Each line of the records that holds "mmsi" should be shown in full.

==========

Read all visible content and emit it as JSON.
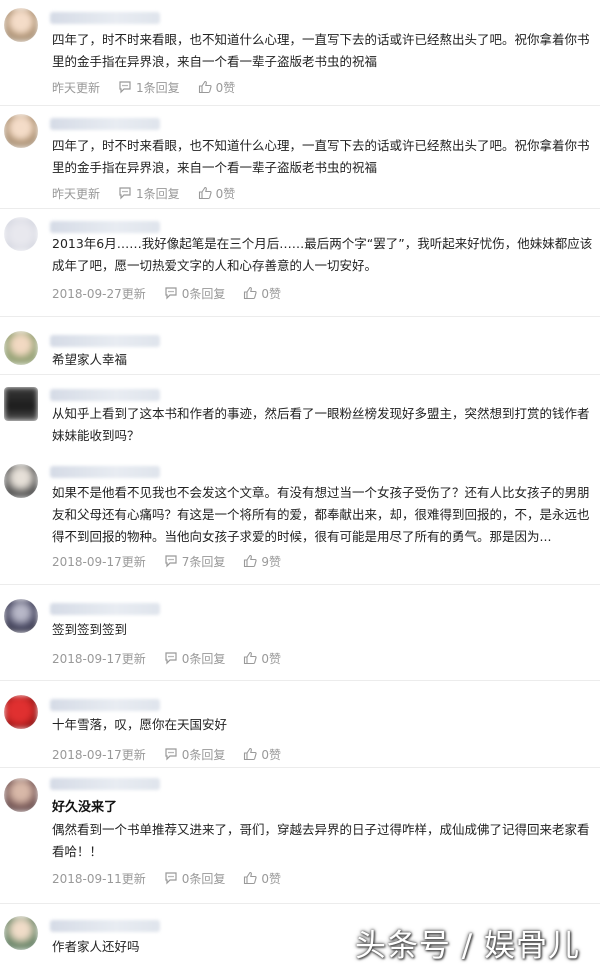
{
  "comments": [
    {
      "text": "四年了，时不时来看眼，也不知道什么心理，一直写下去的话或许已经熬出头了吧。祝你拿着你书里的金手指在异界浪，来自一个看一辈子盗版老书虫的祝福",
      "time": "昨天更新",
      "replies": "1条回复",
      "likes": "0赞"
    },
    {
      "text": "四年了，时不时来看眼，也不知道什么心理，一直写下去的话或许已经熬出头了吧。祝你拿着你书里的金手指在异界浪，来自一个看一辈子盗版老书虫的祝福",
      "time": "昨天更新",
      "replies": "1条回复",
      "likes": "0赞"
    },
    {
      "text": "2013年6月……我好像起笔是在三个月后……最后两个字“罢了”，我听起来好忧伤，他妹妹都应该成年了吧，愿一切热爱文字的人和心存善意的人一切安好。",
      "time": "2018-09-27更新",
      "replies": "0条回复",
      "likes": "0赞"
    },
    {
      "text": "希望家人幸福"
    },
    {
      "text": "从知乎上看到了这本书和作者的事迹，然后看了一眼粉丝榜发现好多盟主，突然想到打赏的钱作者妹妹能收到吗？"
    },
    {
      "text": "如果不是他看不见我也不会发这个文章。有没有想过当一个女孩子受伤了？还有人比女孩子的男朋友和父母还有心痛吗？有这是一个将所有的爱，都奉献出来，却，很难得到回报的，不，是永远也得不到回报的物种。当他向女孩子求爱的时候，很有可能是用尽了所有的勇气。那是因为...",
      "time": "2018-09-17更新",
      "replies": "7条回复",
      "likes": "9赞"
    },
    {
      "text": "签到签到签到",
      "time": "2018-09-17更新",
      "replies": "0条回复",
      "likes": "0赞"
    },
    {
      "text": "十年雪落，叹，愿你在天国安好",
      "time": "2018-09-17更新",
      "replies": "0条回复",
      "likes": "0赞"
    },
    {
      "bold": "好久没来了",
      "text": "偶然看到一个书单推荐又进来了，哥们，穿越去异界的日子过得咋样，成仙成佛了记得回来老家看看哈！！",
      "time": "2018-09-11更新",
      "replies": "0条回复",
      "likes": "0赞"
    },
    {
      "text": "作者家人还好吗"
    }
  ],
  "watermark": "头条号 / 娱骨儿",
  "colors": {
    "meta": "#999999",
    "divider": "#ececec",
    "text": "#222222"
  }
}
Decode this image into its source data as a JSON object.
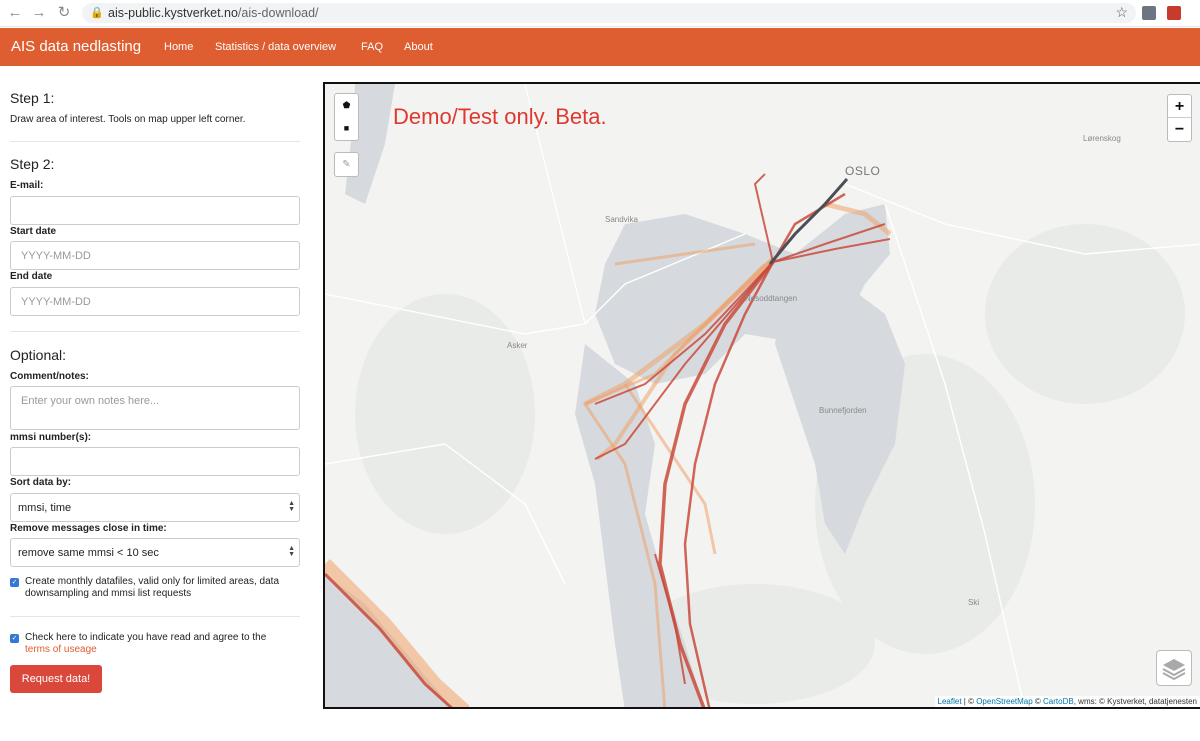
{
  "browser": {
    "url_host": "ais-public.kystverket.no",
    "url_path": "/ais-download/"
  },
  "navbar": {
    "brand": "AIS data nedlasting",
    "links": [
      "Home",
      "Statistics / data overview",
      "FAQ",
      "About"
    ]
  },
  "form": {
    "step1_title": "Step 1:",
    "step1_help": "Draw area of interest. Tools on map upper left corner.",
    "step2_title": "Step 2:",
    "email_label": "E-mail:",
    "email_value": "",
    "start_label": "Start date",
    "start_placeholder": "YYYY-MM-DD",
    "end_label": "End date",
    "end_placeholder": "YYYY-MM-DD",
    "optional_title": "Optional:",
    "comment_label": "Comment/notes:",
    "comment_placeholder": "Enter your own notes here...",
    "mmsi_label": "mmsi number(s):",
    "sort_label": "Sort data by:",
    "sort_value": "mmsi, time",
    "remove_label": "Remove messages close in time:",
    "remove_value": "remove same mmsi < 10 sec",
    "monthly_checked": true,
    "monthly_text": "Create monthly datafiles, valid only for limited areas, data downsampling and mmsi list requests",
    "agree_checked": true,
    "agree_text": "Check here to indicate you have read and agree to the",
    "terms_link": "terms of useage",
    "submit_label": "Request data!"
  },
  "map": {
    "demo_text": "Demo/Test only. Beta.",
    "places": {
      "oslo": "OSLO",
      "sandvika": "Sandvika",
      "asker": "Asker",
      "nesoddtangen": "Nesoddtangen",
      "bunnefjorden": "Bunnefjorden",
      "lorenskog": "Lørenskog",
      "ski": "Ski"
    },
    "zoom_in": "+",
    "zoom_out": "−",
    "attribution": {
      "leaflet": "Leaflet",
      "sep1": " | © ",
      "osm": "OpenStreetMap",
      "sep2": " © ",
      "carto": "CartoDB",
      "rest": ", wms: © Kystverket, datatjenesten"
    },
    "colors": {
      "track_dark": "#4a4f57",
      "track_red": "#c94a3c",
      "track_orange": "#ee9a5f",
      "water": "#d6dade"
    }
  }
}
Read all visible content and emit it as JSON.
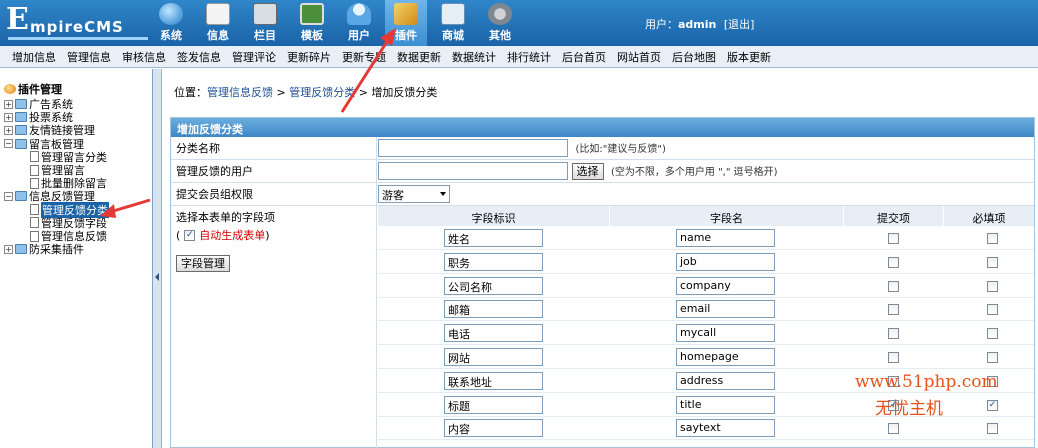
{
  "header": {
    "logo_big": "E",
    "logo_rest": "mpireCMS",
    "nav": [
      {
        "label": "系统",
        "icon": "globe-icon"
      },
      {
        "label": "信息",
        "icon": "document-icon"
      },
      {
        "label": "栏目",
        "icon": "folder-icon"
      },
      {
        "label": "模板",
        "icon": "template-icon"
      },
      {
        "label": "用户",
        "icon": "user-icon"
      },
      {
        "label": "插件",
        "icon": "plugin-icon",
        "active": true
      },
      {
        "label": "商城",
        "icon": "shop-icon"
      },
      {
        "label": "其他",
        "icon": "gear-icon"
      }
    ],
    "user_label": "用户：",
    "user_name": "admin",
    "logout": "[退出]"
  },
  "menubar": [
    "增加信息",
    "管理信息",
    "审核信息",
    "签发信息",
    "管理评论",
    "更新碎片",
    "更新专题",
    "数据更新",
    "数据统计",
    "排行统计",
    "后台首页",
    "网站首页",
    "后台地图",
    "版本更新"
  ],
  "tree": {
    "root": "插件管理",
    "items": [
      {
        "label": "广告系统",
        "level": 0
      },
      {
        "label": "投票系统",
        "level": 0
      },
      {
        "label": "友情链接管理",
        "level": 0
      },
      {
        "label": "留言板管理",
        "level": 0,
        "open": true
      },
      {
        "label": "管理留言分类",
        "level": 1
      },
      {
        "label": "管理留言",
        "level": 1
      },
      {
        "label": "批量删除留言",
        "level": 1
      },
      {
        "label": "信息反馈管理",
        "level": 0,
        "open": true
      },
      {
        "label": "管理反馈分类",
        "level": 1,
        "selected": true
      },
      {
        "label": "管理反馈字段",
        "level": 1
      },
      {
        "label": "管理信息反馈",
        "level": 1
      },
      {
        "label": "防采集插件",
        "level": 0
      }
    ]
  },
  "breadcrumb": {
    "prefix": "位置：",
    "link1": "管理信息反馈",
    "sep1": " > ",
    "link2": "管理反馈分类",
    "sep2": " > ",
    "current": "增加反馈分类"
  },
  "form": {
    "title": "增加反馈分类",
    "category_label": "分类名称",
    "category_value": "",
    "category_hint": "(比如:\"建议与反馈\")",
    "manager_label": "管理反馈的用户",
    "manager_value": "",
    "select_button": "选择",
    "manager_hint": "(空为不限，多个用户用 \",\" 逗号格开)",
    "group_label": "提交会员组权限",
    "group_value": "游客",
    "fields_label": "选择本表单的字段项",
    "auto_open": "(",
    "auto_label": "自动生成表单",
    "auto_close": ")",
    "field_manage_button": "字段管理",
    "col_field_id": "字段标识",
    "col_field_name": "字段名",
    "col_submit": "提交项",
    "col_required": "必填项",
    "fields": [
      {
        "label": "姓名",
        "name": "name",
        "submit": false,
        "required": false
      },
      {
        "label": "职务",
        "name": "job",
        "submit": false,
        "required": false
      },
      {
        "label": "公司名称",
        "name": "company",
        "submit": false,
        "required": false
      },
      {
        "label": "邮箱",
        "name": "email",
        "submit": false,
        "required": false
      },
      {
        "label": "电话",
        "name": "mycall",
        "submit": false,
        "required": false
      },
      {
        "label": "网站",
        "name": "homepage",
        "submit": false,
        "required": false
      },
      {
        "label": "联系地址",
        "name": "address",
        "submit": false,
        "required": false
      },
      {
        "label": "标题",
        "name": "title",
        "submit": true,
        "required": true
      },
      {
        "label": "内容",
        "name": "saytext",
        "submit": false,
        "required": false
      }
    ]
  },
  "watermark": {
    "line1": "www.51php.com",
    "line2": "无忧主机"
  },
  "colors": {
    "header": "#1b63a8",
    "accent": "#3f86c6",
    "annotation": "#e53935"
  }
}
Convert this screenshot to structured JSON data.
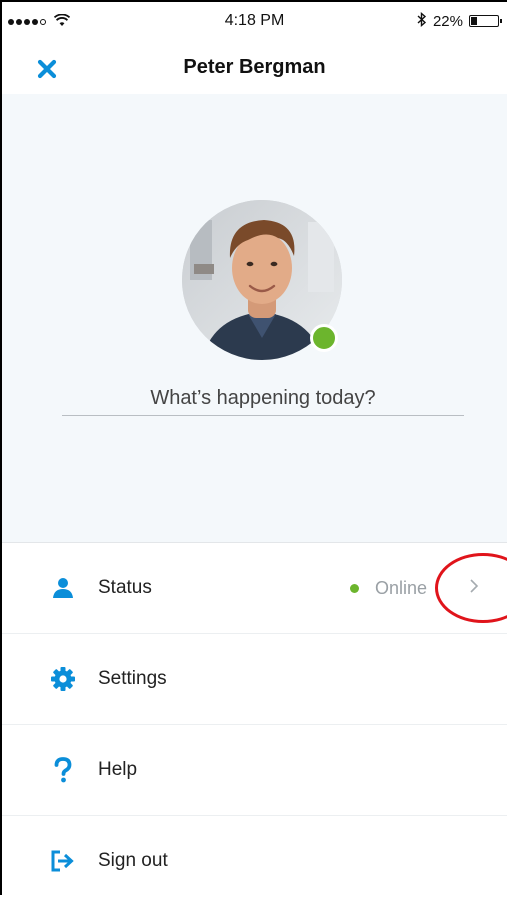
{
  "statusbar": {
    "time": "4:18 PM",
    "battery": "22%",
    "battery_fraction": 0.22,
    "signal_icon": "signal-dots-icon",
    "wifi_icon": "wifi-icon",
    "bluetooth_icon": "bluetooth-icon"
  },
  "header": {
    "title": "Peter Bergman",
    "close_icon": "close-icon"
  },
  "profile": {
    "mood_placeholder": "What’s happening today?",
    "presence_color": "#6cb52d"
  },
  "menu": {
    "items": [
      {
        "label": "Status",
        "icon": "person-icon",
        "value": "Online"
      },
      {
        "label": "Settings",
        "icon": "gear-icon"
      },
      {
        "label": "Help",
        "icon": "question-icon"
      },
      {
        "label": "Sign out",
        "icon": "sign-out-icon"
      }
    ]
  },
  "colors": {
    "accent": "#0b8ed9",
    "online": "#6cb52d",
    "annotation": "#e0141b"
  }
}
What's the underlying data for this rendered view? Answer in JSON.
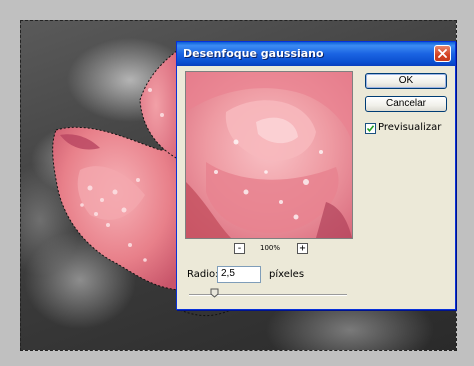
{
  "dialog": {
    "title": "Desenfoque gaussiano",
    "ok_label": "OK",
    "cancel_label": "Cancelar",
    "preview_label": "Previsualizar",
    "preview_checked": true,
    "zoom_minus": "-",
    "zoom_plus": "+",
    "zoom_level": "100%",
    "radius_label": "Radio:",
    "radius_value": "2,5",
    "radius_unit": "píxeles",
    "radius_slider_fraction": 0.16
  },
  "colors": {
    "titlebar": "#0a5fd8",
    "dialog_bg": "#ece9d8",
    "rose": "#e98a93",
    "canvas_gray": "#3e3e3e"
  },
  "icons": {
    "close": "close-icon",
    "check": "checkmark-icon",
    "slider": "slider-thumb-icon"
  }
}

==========

** RESPONSE TO THIS TASK **
    "mmsi_label": "mmsi number(s):",
    "sort_value": "mmsi, time",
    "remove_value": "remove same mmsi < 10 sec",
    "monthly_text": "Create monthly datafiles, valid only for limited areas, data downsampling and mmsi list requests",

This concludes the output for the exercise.